◆ EXERCISE DETAILS ◆
Please state how many lines in the records below contain the word "selected"; the number alone is the answer.

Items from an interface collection

=== Section Start ===

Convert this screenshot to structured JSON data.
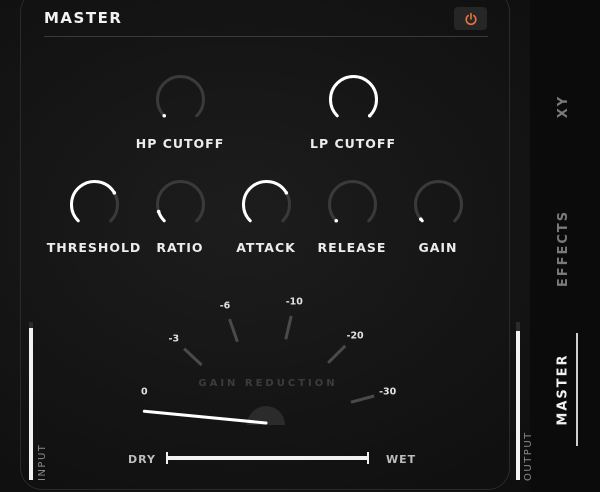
{
  "panel": {
    "title": "MASTER"
  },
  "colors": {
    "accent": "#e8743b",
    "knob_active": "#ffffff",
    "knob_track": "#3a3a3a"
  },
  "knobs": {
    "hp_cutoff": {
      "label": "HP CUTOFF",
      "value": 0.0,
      "active": false
    },
    "lp_cutoff": {
      "label": "LP CUTOFF",
      "value": 1.0,
      "active": true
    },
    "threshold": {
      "label": "THRESHOLD",
      "value": 0.72,
      "active": true
    },
    "ratio": {
      "label": "RATIO",
      "value": 0.1,
      "active": false
    },
    "attack": {
      "label": "ATTACK",
      "value": 0.72,
      "active": true
    },
    "release": {
      "label": "RELEASE",
      "value": 0.0,
      "active": false
    },
    "gain": {
      "label": "GAIN",
      "value": 0.02,
      "active": false
    }
  },
  "gain_reduction": {
    "title": "GAIN REDUCTION",
    "ticks": [
      "0",
      "-3",
      "-6",
      "-10",
      "-20",
      "-30"
    ],
    "needle_value": 0
  },
  "meters": {
    "input": {
      "label": "INPUT",
      "level": 0.96
    },
    "output": {
      "label": "OUTPUT",
      "level": 0.94
    }
  },
  "mix": {
    "dry_label": "DRY",
    "wet_label": "WET",
    "value": 1.0
  },
  "tabs": [
    {
      "label": "XY",
      "active": false
    },
    {
      "label": "EFFECTS",
      "active": false
    },
    {
      "label": "MASTER",
      "active": true
    }
  ],
  "icons": {
    "power": "power-icon"
  }
}
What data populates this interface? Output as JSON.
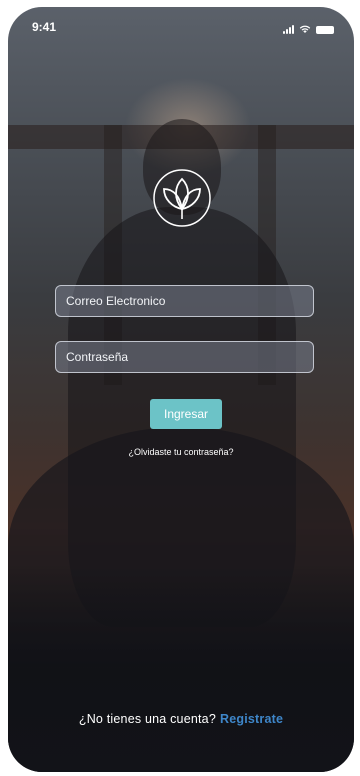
{
  "status_bar": {
    "time": "9:41",
    "icons": [
      "signal-icon",
      "wifi-icon",
      "battery-icon"
    ]
  },
  "logo": {
    "icon": "lotus-leaf-logo-icon"
  },
  "form": {
    "email_placeholder": "Correo Electronico",
    "password_placeholder": "Contraseña",
    "login_label": "Ingresar",
    "forgot_label": "¿Olvidaste tu contraseña?"
  },
  "footer": {
    "signup_prompt": "¿No tienes una cuenta?",
    "signup_link": "Registrate"
  },
  "colors": {
    "accent_button": "#6cc3c7",
    "link_blue": "#3e86c9",
    "text": "#ffffff"
  }
}
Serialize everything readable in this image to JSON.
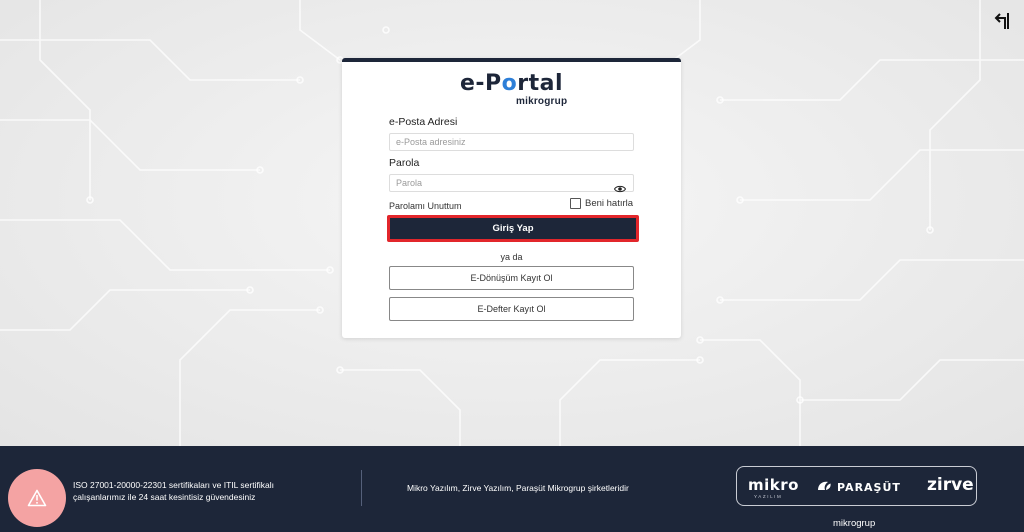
{
  "colors": {
    "primary": "#1d2639",
    "highlight": "#e2262b",
    "warning_bg": "#f4a3a3"
  },
  "logo": {
    "main_prefix": "e-P",
    "main_o": "o",
    "main_suffix": "rtal",
    "sub": "mikrogrup"
  },
  "form": {
    "email_label": "e-Posta Adresi",
    "email_placeholder": "e-Posta adresiniz",
    "email_value": "",
    "password_label": "Parola",
    "password_placeholder": "Parola",
    "password_value": "",
    "forgot_label": "Parolamı Unuttum",
    "remember_label": "Beni hatırla",
    "remember_checked": false,
    "login_label": "Giriş Yap",
    "or_label": "ya da",
    "edonusum_label": "E-Dönüşüm Kayıt Ol",
    "edefter_label": "E-Defter Kayıt Ol"
  },
  "icons": {
    "top_right": "turn-up-left-icon",
    "eye": "eye-icon",
    "warning": "warning-triangle-icon"
  },
  "footer": {
    "security_line1": "ISO 27001-20000-22301 sertifikaları ve ITIL sertifikalı",
    "security_line2": "çalışanlarımız ile 24 saat kesintisiz güvendesiniz",
    "companies_text": "Mikro Yazılım, Zirve Yazılım, Paraşüt Mikrogrup şirketleridir",
    "brand_mikro": "mikro",
    "brand_mikro_sub": "YAZILIM",
    "brand_parasut": "PARAŞÜT",
    "brand_zirve": "zirve",
    "brand_group": "mikrogrup"
  }
}
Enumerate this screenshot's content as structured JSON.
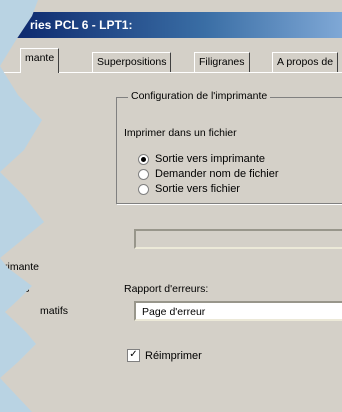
{
  "window": {
    "title": "ries PCL 6 - LPT1:"
  },
  "tabs": [
    {
      "label": "mante"
    },
    {
      "label": "Superpositions"
    },
    {
      "label": "Filigranes"
    },
    {
      "label": "A propos de"
    }
  ],
  "left": {
    "items": [
      "rimante",
      "s",
      "matifs"
    ]
  },
  "printer_config": {
    "group_title": "Configuration de l'imprimante",
    "print_to_file_label": "Imprimer dans un fichier",
    "radios": [
      {
        "label": "Sortie vers imprimante",
        "selected": true
      },
      {
        "label": "Demander nom de fichier",
        "selected": false
      },
      {
        "label": "Sortie vers fichier",
        "selected": false
      }
    ],
    "file_path_value": ""
  },
  "error_report": {
    "label": "Rapport d'erreurs:",
    "selected": "Page d'erreur"
  },
  "reprint": {
    "label": "Réimprimer",
    "checked": true,
    "check_glyph": "✓"
  },
  "colors": {
    "title_start": "#0a246a",
    "title_end": "#7fa8d6",
    "face": "#d4d0c8",
    "page_bg": "#b9d3e3"
  }
}
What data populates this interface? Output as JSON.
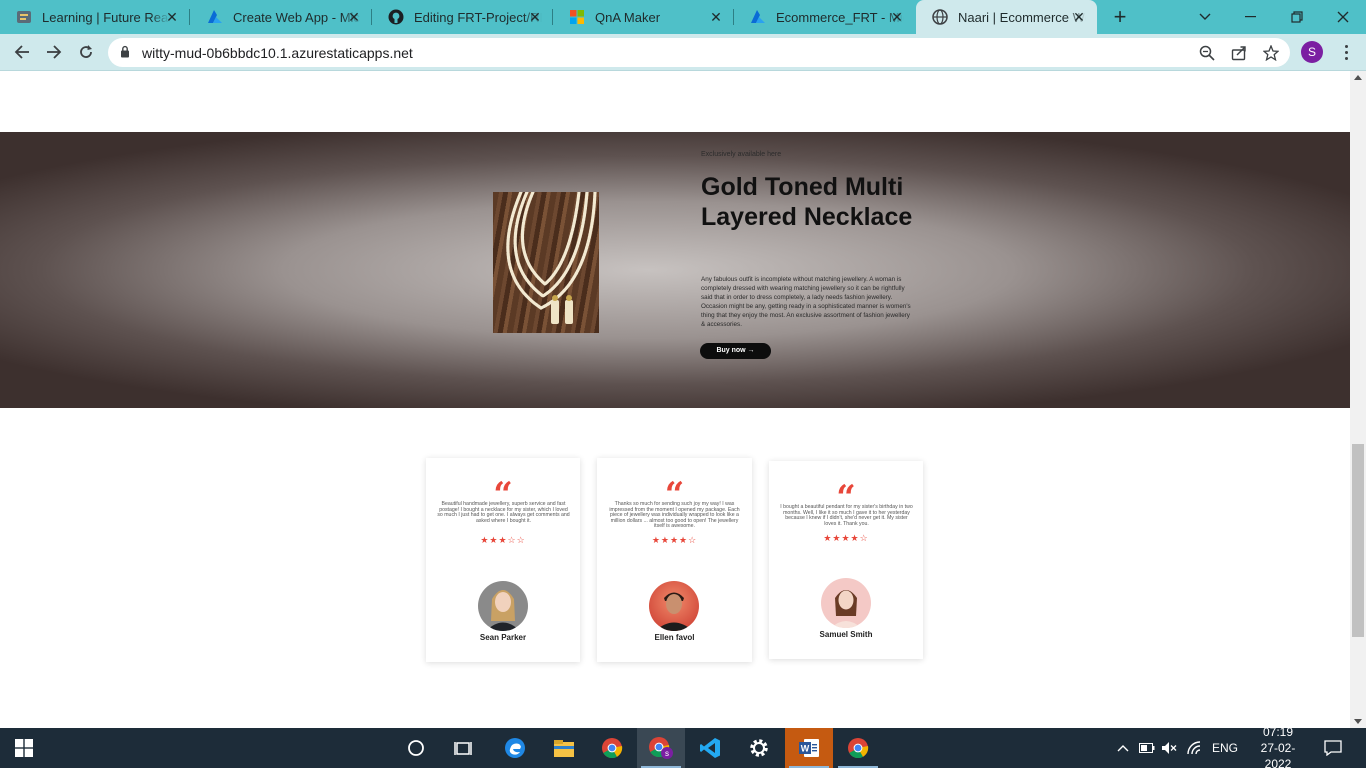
{
  "browser": {
    "tabs": [
      {
        "title": "Learning | Future Read",
        "icon": "learning-favicon",
        "active": false
      },
      {
        "title": "Create Web App - Mic",
        "icon": "azure-favicon",
        "active": false
      },
      {
        "title": "Editing FRT-Project/RE",
        "icon": "github-favicon",
        "active": false
      },
      {
        "title": "QnA Maker",
        "icon": "microsoft-favicon",
        "active": false
      },
      {
        "title": "Ecommerce_FRT - Mic",
        "icon": "azure-favicon",
        "active": false
      },
      {
        "title": "Naari | Ecommerce We",
        "icon": "globe-favicon",
        "active": true
      }
    ],
    "url": "witty-mud-0b6bbdc10.1.azurestaticapps.net",
    "profile_initial": "S",
    "accent": "#4fc0c8"
  },
  "hero": {
    "eyebrow": "Exclusively available here",
    "title": "Gold Toned Multi Layered Necklace",
    "description": "Any fabulous outfit is incomplete without matching jewellery. A woman is completely dressed with wearing matching jewellery so it can be rightfully said that in order to dress completely, a lady needs fashion jewellery. Occasion might be any, getting ready in a sophisticated manner is women's thing that they enjoy the most. An exclusive assortment of fashion jewellery & accessories.",
    "button_label": "Buy now →"
  },
  "testimonials": [
    {
      "text": "Beautiful handmade jewellery, superb service and fast postage! I bought a necklace for my sister, which I loved so much I just had to get one. I always get comments and asked where I bought it.",
      "stars": "★★★☆☆",
      "rating": 3,
      "name": "Sean Parker"
    },
    {
      "text": "Thanks so much for sending such joy my way! I was impressed from the moment I opened my package. Each piece of jewellery was individually wrapped to look like a million dollars ... almost too good to open! The jewellery itself is awesome.",
      "stars": "★★★★☆",
      "rating": 4,
      "name": "Ellen favol"
    },
    {
      "text": "I bought a beautiful pendant for my sister's birthday in two months. Well, I like it so much I gave it to her yesterday because I knew if I didn't, she'd never get it. My sister loves it. Thank you.",
      "stars": "★★★★☆",
      "rating": 4,
      "name": "Samuel Smith"
    }
  ],
  "taskbar": {
    "apps": [
      "search-icon",
      "task-view-icon",
      "edge-icon",
      "file-explorer-icon",
      "chrome-icon",
      "chrome-profile-icon",
      "vscode-icon",
      "settings-icon",
      "word-icon",
      "chrome-icon"
    ],
    "language": "ENG",
    "time": "07:19",
    "date": "27-02-2022"
  },
  "colors": {
    "quote_red": "#e8473a",
    "taskbar": "#1d2c39"
  }
}
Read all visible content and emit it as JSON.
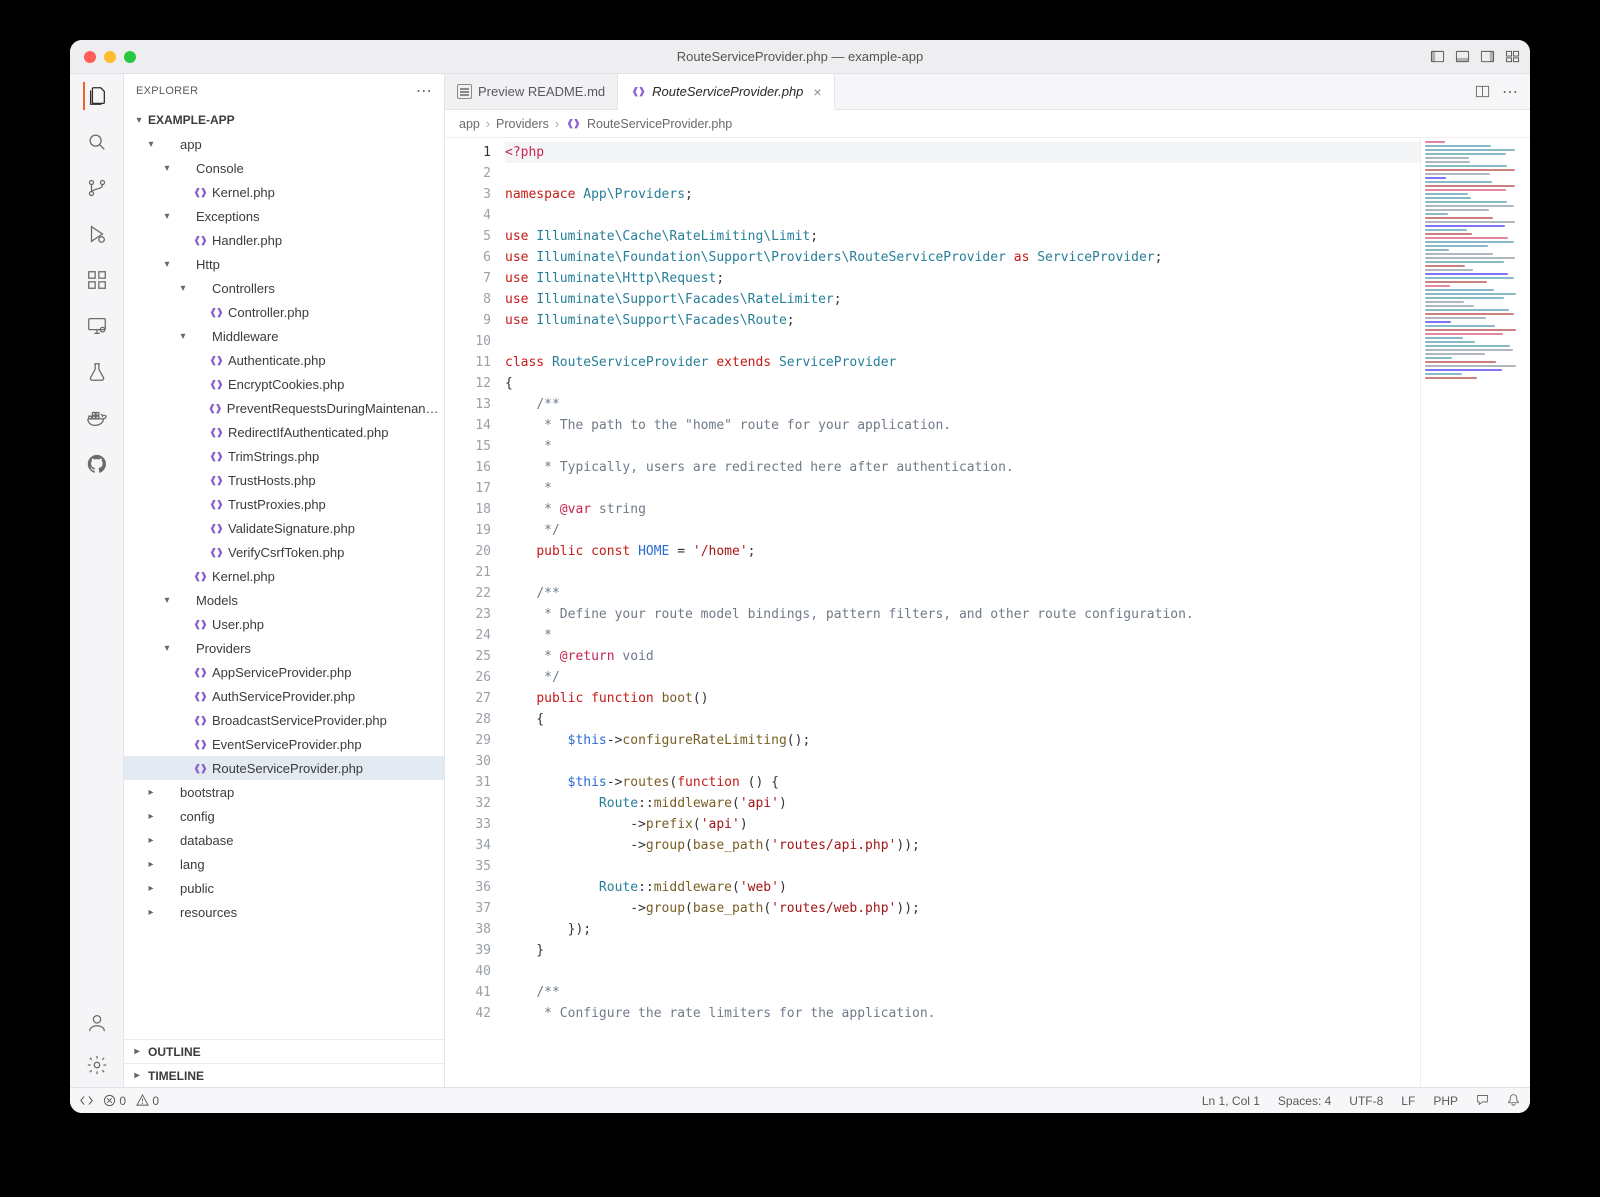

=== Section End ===

◆ TASK ANSWER ◆
4